▶ Exercise goal
Would you print the records below word for word, without the pictures?

____________

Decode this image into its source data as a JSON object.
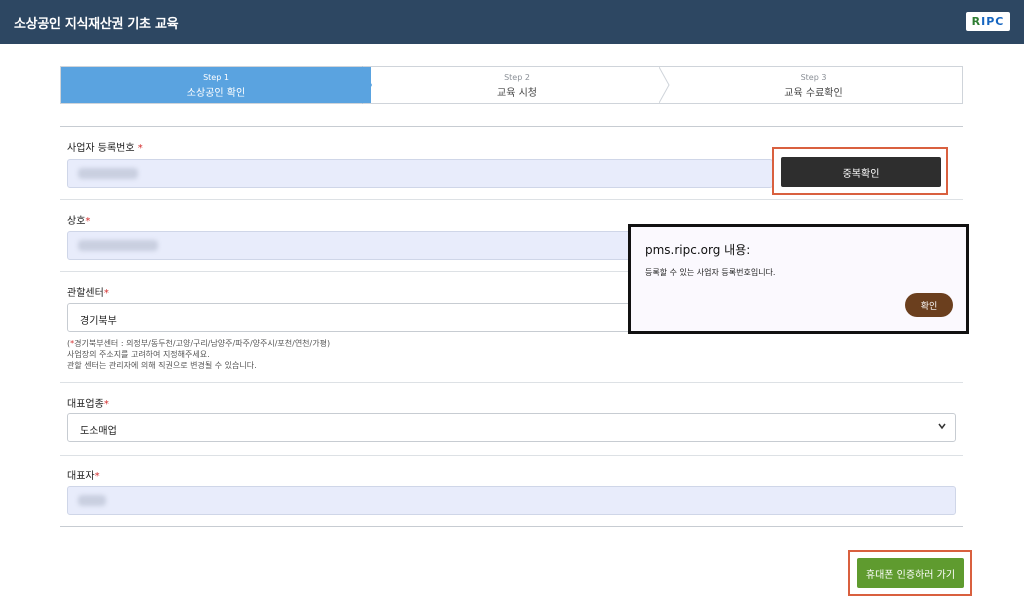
{
  "header": {
    "title": "소상공인 지식재산권 기초 교육",
    "logo_text_first": "R",
    "logo_text_rest": "IPC"
  },
  "steps": [
    {
      "num": "Step 1",
      "label": "소상공인 확인"
    },
    {
      "num": "Step 2",
      "label": "교육 시청"
    },
    {
      "num": "Step 3",
      "label": "교육 수료확인"
    }
  ],
  "form": {
    "biz_number": {
      "label": "사업자 등록번호",
      "required": "*"
    },
    "dup_check_button": "중복확인",
    "company": {
      "label": "상호",
      "required": "*"
    },
    "center": {
      "label": "관할센터",
      "required": "*",
      "value": "경기북부",
      "hint_open": "(",
      "hint_star": "*",
      "hint_rest": "경기북부센터 : 의정부/동두천/고양/구리/남양주/파주/양주시/포천/연천/가평",
      "hint_close": ")",
      "hint_line2": "사업장의 주소지를 고려하여 지정해주세요.",
      "hint_line3": "관할 센터는 관리자에 의해 직권으로 변경될 수 있습니다."
    },
    "industry": {
      "label": "대표업종",
      "required": "*",
      "value": "도소매업"
    },
    "representative": {
      "label": "대표자",
      "required": "*"
    },
    "submit_button": "휴대폰 인증하러 가기"
  },
  "dialog": {
    "title": "pms.ripc.org 내용:",
    "message": "등록할 수 있는 사업자 등록번호입니다.",
    "ok_button": "확인"
  },
  "colors": {
    "header_bg": "#2d4762",
    "active_step": "#5aa3e0",
    "highlight_box": "#d9603f",
    "dialog_button": "#6b3f1e",
    "submit_button": "#5f9b2f"
  }
}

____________

▶ Answer box
Decode this image into its source data as a JSON object.
{
  "header": {
    "title": "소상공인 지식재산권 기초 교육",
    "logo_text_first": "R",
    "logo_text_rest": "IPC"
  },
  "steps": [
    {
      "num": "Step 1",
      "label": "소상공인 확인"
    },
    {
      "num": "Step 2",
      "label": "교육 시청"
    },
    {
      "num": "Step 3",
      "label": "교육 수료확인"
    }
  ],
  "form": {
    "biz_number": {
      "label": "사업자 등록번호",
      "required": "*"
    },
    "dup_check_button": "중복확인",
    "company": {
      "label": "상호",
      "required": "*"
    },
    "center": {
      "label": "관할센터",
      "required": "*",
      "value": "경기북부",
      "hint_open": "(",
      "hint_star": "*",
      "hint_rest": "경기북부센터 : 의정부/동두천/고양/구리/남양주/파주/양주시/포천/연천/가평",
      "hint_close": ")",
      "hint_line2": "사업장의 주소지를 고려하여 지정해주세요.",
      "hint_line3": "관할 센터는 관리자에 의해 직권으로 변경될 수 있습니다."
    },
    "industry": {
      "label": "대표업종",
      "required": "*",
      "value": "도소매업"
    },
    "representative": {
      "label": "대표자",
      "required": "*"
    },
    "submit_button": "휴대폰 인증하러 가기"
  },
  "dialog": {
    "title": "pms.ripc.org 내용:",
    "message": "등록할 수 있는 사업자 등록번호입니다.",
    "ok_button": "확인"
  },
  "colors": {
    "header_bg": "#2d4762",
    "active_step": "#5aa3e0",
    "highlight_box": "#d9603f",
    "dialog_button": "#6b3f1e",
    "submit_button": "#5f9b2f"
  }
}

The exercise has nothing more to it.